Yes, we can say that India is a democratic country. A former and highly prized colony of the British Empire—India was considered “the jewel in the crown” of the empire—Independent India adopted a parliamentary system of government modeled on that of the British. Part III of India’s constitution, which is far more voluminous than that of the United States, specifies the rights of the country’s citizens, including such fundamental concerns as speech, assembly, and religion. Section 19 of this provision reads as follows:
19. Protection of certain rights regarding freedom of speech, etc:
All citizens shall have the right to freedom of speech and expression;
• Freedom of expression b. to assemble peaceably and without arms;
• Freedom of assembly c. to form associations or unions or co-operative societies;
• Freedom of association
• Right to join trade unions
• Freedom of movement d. to move freely throughout the territory of India; e. to reside and settle in any part of the territory of India; . . .
India’s constitution establishes an office of the president and a bicameral parliamentary structure (the Council of States and the House of the People are the two chambers). It also delineates divisions of authority between branches of government. The citizenry votes for members of Parliament, and an electoral college casts ballots for the president. A prime minister is elected from the majority party in Parliament and is responsible for most of the day-to-day duties of a chief executive. In short, India is a democracy. Political representation reflects the will of the electorate.

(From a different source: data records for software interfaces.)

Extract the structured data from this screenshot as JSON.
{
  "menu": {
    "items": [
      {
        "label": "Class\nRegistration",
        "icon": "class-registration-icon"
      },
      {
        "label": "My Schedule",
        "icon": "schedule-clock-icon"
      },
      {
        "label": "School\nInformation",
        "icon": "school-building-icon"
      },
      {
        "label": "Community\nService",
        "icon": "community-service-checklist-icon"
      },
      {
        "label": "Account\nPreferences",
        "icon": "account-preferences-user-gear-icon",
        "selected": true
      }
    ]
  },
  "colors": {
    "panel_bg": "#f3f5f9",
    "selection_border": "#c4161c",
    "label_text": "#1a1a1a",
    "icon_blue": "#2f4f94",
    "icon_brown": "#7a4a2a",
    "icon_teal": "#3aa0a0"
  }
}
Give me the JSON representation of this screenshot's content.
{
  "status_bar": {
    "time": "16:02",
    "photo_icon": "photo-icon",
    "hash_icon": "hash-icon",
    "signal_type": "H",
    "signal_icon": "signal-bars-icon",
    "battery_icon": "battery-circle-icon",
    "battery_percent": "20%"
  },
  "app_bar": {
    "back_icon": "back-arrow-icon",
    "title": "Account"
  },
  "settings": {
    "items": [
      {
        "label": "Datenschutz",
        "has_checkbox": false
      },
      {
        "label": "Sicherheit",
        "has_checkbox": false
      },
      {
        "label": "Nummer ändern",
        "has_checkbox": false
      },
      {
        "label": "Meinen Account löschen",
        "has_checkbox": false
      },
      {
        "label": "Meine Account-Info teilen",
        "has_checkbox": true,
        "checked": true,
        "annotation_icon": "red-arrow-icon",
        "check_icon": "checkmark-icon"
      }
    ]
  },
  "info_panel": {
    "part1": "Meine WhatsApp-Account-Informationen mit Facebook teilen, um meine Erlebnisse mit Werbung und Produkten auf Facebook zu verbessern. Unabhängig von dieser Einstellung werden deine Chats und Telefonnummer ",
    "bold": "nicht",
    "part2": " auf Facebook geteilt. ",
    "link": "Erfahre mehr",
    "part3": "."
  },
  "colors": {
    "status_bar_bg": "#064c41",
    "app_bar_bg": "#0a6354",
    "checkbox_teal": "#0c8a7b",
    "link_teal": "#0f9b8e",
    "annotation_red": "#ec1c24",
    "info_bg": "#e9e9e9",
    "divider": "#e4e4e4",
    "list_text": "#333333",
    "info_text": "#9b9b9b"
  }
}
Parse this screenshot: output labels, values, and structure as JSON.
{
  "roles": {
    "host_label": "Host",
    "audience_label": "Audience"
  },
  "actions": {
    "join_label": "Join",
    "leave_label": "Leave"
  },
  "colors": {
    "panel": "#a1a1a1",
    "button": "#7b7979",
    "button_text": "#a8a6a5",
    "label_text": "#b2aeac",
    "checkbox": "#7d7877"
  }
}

An example of India as a functioning democracy occurs with every national election. These take place at least every five years. While India is not without its problems, including political corruption, its electoral processes are widely perceived as legitimate, and the country is considered the world’s largest democracy by virtue of its enormous population (1.3 billion).